Dominoes: are wonderful learning tools. Your youngest children can line up dominoes, and watch as they fall in synchronized fashion. Older ones can match them by color or number. School-age children will enjoy adding (or even multiplying) the dots on each side and writing the number sentence (like 2 + 3 = 5) represented by one domino.
Food Preparation: Let the little ones help make lunch by tearing lettuce for salad, spreading peanut butter or jam on a thin half-bagel, and/or slicing a banana with a plastic knife for dessert (sprinkles on top).
What’s Inside? Use one sock or a dozen non-matching ones; any size will do. Put something in the sock, and ask your children to identify it by feel. One by one, let each child reach in and try to identify the piece inside.

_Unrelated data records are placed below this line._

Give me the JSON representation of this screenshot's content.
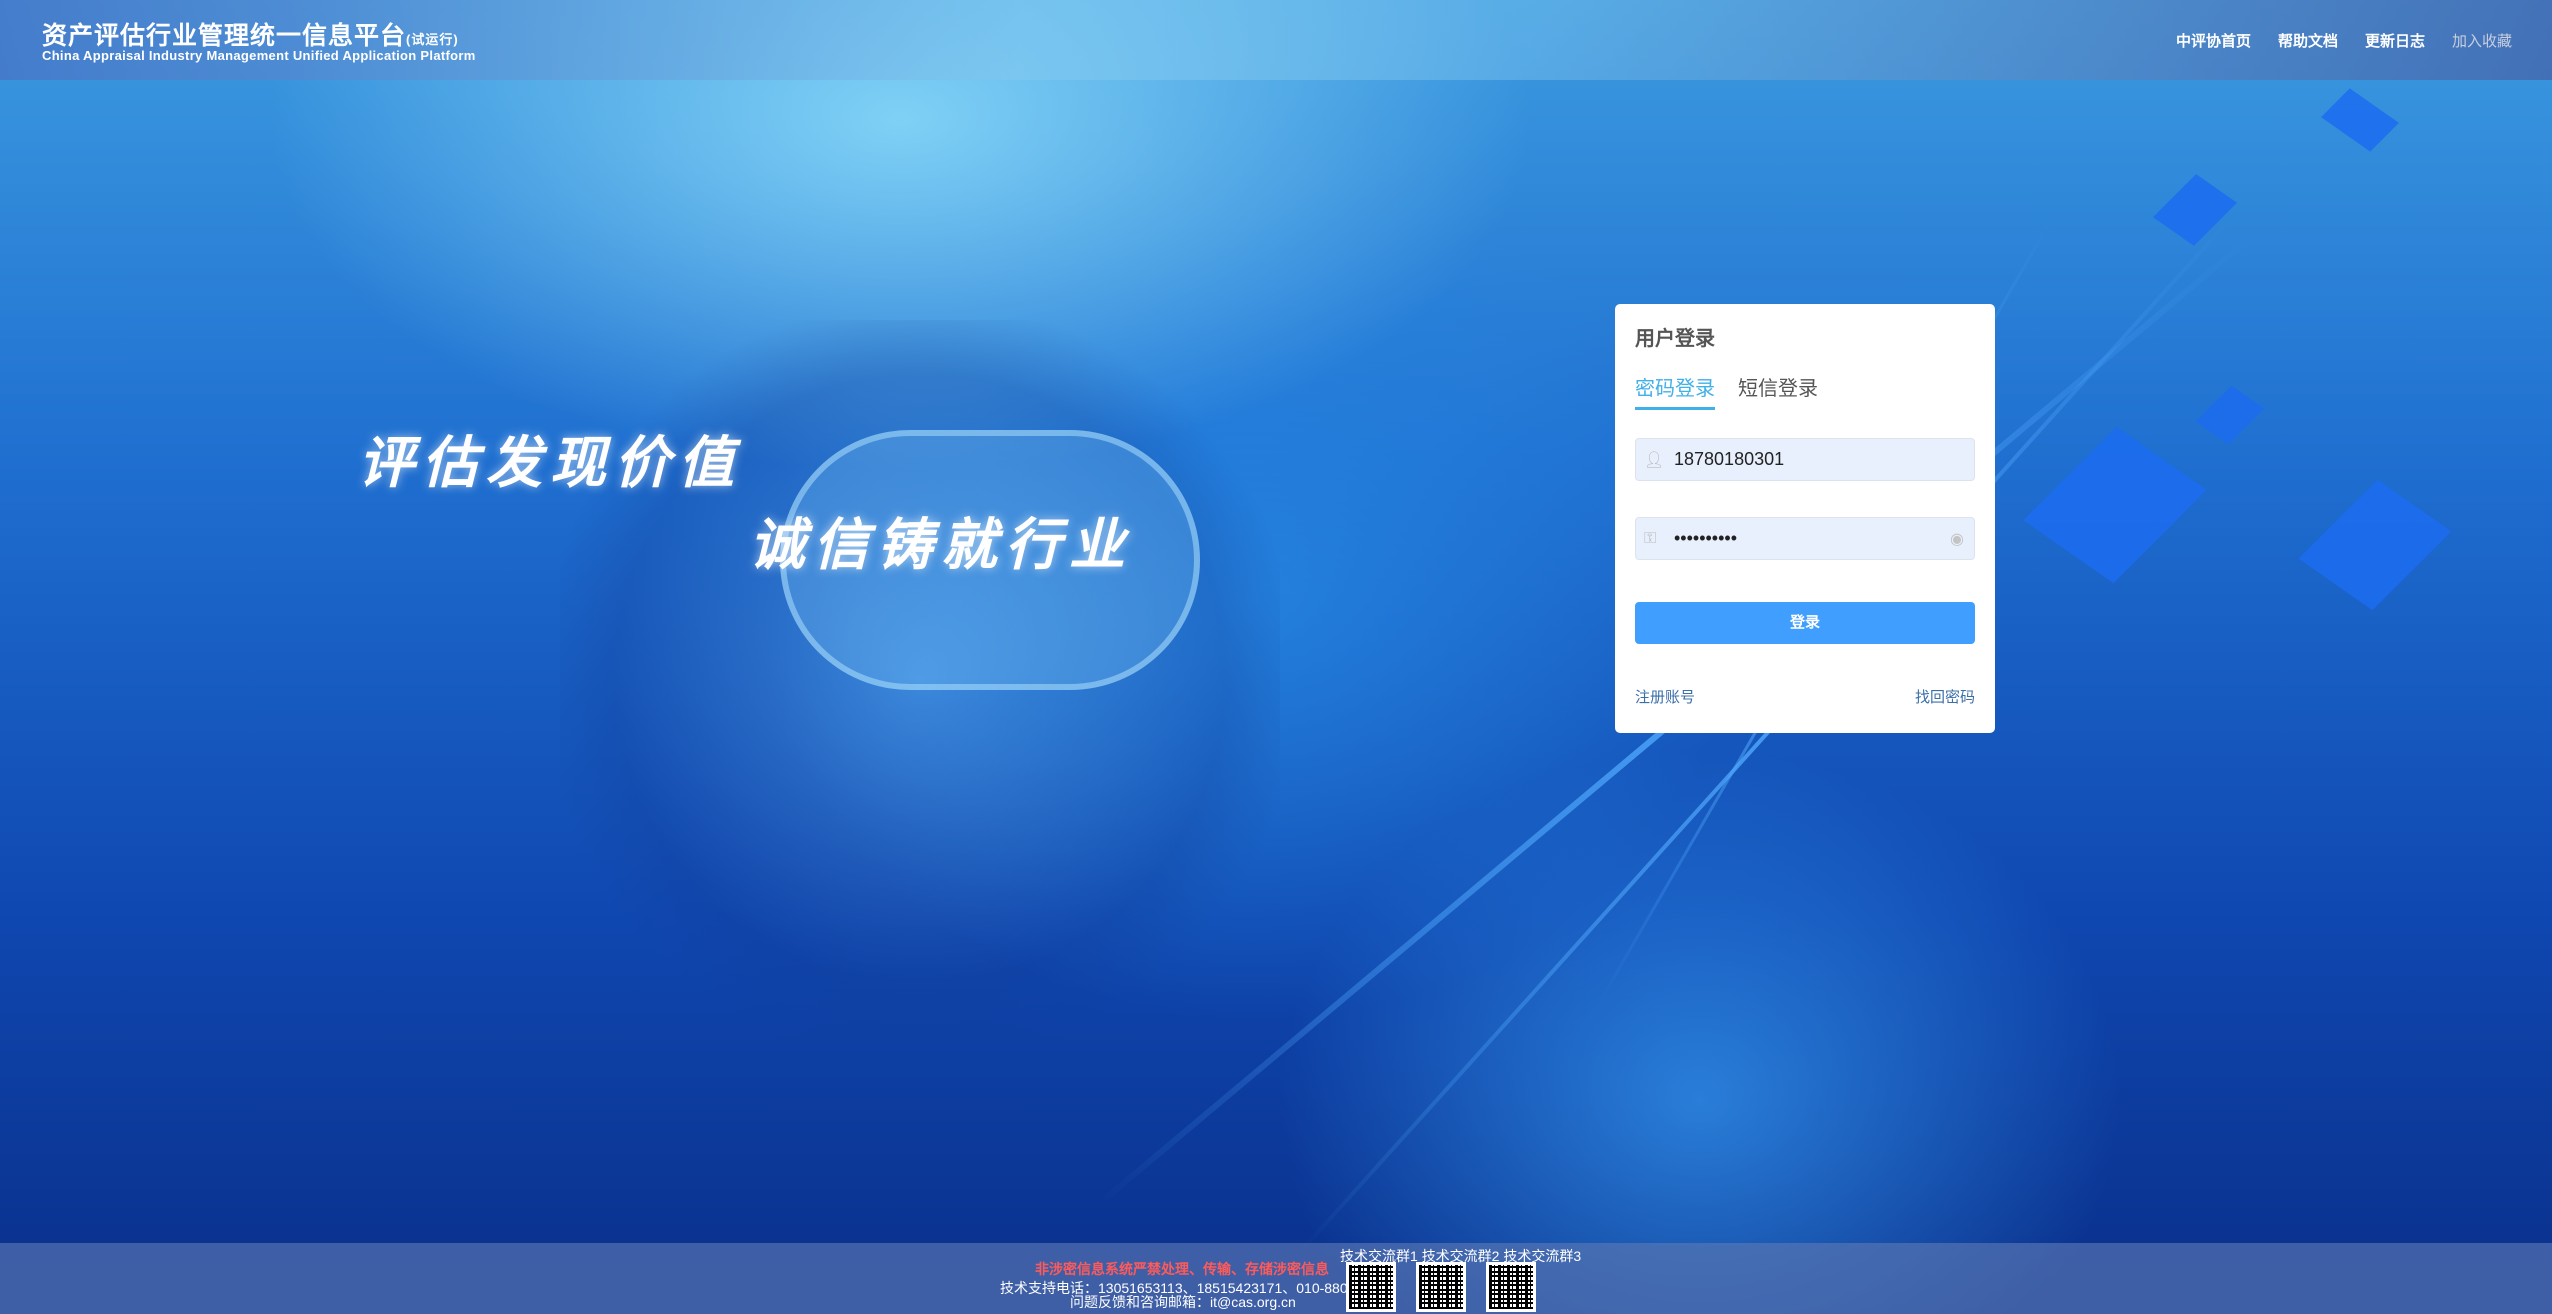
{
  "header": {
    "title_cn": "资产评估行业管理统一信息平台",
    "title_suffix": "(试运行)",
    "title_en": "China Appraisal Industry Management Unified  Application  Platform",
    "nav": [
      "中评协首页",
      "帮助文档",
      "更新日志",
      "加入收藏"
    ]
  },
  "hero": {
    "slogan1": "评估发现价值",
    "slogan2": "诚信铸就行业"
  },
  "login": {
    "title": "用户登录",
    "tabs": [
      "密码登录",
      "短信登录"
    ],
    "active_tab": "密码登录",
    "username": "18780180301",
    "password": "••••••••••",
    "submit": "登录",
    "register": "注册账号",
    "forgot": "找回密码",
    "accent": "#409eff"
  },
  "footer": {
    "warning": "非涉密信息系统严禁处理、传输、存储涉密信息",
    "phone": "技术支持电话：13051653113、18515423171、010-88014204",
    "email": "问题反馈和咨询邮箱：it@cas.org.cn",
    "qr_labels": [
      "技术交流群1",
      "技术交流群2",
      "技术交流群3"
    ]
  }
}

The person to name it first gets to keep it for creative play after all the hidden items have been identified.
What’s Missing? Show and have the children name two items. Hide one. Ask which one is missing. Build to removing three items from ten.
Estimating: Have your children take turns predicting how many beans, rocks, marbles, etc. will fit in a bottle cap, cup, basket, small box, jar, etc. Then check it out and see who is closest!
First Counting Game: Roll a large die or spin a spinner. Name the number rolled. Count that number of items. Put them in a large container. Cheer a lot, clap, and encourage your child! When the container is full, the game is won!
Dress Up! Fill a trunk or a large cardboard box with scrounged extra clothing. Be sure to have wigs, hats, scarves, purses, bags, shoes, shirts, aprons, and whateverelse you can find. Children will have hours of fun trying things on and making new outfits. They’ll add many props over the years. Keep the camera and camcorder handy!
Who can resist a parade? An impromptu parade is always fun. Line up and march around the house or yard. Use costumes, decorated tricycles or bicycles, or pets on a leash to make it even more fun!
Make Play Dough!
- Play Dough Recipe
- 1 cup flour
- 1 cup water
- ½ cup salt
- 1 T. vegetable oil
- 2 t. cream of tartar
- Food coloring
Stir all ingredients together over medium heat until the mixture pulls away from the pan (or microwave on high for three minutes, stirring every minute, until it is too hard to stir). Knead for a few minutes, and store in an airtight container. Add different scents with lemon, cinnamon, almond, etc., extracts or oils. #
Courtesy of Joyce Herzog, a teacher and author of Scaredy Cat Reading System, Luke’s Lists, Budding Authors series, and more (joyceherzog.com).